[Records from a dataset]

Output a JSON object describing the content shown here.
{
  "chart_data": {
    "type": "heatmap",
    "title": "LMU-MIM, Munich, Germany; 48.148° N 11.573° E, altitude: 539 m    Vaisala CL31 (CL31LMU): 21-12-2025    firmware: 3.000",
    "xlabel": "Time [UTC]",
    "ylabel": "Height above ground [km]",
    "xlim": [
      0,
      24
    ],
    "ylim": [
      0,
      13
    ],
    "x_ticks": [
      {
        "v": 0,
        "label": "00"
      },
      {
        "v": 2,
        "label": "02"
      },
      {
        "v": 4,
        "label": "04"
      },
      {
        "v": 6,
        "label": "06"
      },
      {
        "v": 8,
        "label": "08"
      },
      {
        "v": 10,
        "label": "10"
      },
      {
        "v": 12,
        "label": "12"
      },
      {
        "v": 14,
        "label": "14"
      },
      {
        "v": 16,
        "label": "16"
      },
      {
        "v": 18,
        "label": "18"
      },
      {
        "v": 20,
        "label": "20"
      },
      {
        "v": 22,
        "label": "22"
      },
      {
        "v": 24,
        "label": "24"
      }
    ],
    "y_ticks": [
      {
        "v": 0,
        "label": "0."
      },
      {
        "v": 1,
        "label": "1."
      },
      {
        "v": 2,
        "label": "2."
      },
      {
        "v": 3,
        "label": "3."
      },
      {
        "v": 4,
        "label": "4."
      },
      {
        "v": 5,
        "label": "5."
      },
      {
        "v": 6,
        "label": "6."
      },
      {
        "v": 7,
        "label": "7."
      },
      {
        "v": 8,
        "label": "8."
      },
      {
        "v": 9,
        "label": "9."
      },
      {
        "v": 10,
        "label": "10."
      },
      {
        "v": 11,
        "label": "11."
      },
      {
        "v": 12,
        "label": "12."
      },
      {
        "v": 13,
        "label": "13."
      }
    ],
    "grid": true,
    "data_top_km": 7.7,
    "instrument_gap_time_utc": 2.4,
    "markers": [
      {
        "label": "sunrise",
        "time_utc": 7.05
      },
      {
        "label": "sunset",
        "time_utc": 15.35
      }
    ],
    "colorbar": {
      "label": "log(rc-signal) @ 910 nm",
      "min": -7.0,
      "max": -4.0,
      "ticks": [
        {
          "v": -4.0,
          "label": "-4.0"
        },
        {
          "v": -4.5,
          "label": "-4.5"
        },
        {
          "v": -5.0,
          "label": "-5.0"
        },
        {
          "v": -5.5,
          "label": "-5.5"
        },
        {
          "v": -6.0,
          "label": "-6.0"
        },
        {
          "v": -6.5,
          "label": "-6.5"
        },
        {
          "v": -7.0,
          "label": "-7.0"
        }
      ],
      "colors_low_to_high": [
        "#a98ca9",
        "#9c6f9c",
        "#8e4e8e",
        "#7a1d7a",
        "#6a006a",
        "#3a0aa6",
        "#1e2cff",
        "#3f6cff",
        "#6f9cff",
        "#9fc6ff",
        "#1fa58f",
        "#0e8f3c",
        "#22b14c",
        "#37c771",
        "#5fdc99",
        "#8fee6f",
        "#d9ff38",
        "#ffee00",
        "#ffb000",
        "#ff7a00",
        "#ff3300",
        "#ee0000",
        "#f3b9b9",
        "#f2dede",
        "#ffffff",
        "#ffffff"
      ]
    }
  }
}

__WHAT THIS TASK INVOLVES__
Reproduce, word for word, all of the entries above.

__EXERCISE RESULT__
Output a JSON object describing the content shown here.
{
  "chart_data": {
    "type": "heatmap",
    "title": "LMU-MIM, Munich, Germany; 48.148° N 11.573° E, altitude: 539 m    Vaisala CL31 (CL31LMU): 21-12-2025    firmware: 3.000",
    "xlabel": "Time [UTC]",
    "ylabel": "Height above ground [km]",
    "xlim": [
      0,
      24
    ],
    "ylim": [
      0,
      13
    ],
    "x_ticks": [
      {
        "v": 0,
        "label": "00"
      },
      {
        "v": 2,
        "label": "02"
      },
      {
        "v": 4,
        "label": "04"
      },
      {
        "v": 6,
        "label": "06"
      },
      {
        "v": 8,
        "label": "08"
      },
      {
        "v": 10,
        "label": "10"
      },
      {
        "v": 12,
        "label": "12"
      },
      {
        "v": 14,
        "label": "14"
      },
      {
        "v": 16,
        "label": "16"
      },
      {
        "v": 18,
        "label": "18"
      },
      {
        "v": 20,
        "label": "20"
      },
      {
        "v": 22,
        "label": "22"
      },
      {
        "v": 24,
        "label": "24"
      }
    ],
    "y_ticks": [
      {
        "v": 0,
        "label": "0."
      },
      {
        "v": 1,
        "label": "1."
      },
      {
        "v": 2,
        "label": "2."
      },
      {
        "v": 3,
        "label": "3."
      },
      {
        "v": 4,
        "label": "4."
      },
      {
        "v": 5,
        "label": "5."
      },
      {
        "v": 6,
        "label": "6."
      },
      {
        "v": 7,
        "label": "7."
      },
      {
        "v": 8,
        "label": "8."
      },
      {
        "v": 9,
        "label": "9."
      },
      {
        "v": 10,
        "label": "10."
      },
      {
        "v": 11,
        "label": "11."
      },
      {
        "v": 12,
        "label": "12."
      },
      {
        "v": 13,
        "label": "13."
      }
    ],
    "grid": true,
    "data_top_km": 7.7,
    "instrument_gap_time_utc": 2.4,
    "markers": [
      {
        "label": "sunrise",
        "time_utc": 7.05
      },
      {
        "label": "sunset",
        "time_utc": 15.35
      }
    ],
    "colorbar": {
      "label": "log(rc-signal) @ 910 nm",
      "min": -7.0,
      "max": -4.0,
      "ticks": [
        {
          "v": -4.0,
          "label": "-4.0"
        },
        {
          "v": -4.5,
          "label": "-4.5"
        },
        {
          "v": -5.0,
          "label": "-5.0"
        },
        {
          "v": -5.5,
          "label": "-5.5"
        },
        {
          "v": -6.0,
          "label": "-6.0"
        },
        {
          "v": -6.5,
          "label": "-6.5"
        },
        {
          "v": -7.0,
          "label": "-7.0"
        }
      ],
      "colors_low_to_high": [
        "#a98ca9",
        "#9c6f9c",
        "#8e4e8e",
        "#7a1d7a",
        "#6a006a",
        "#3a0aa6",
        "#1e2cff",
        "#3f6cff",
        "#6f9cff",
        "#9fc6ff",
        "#1fa58f",
        "#0e8f3c",
        "#22b14c",
        "#37c771",
        "#5fdc99",
        "#8fee6f",
        "#d9ff38",
        "#ffee00",
        "#ffb000",
        "#ff7a00",
        "#ff3300",
        "#ee0000",
        "#f3b9b9",
        "#f2dede",
        "#ffffff",
        "#ffffff"
      ]
    }
  }
}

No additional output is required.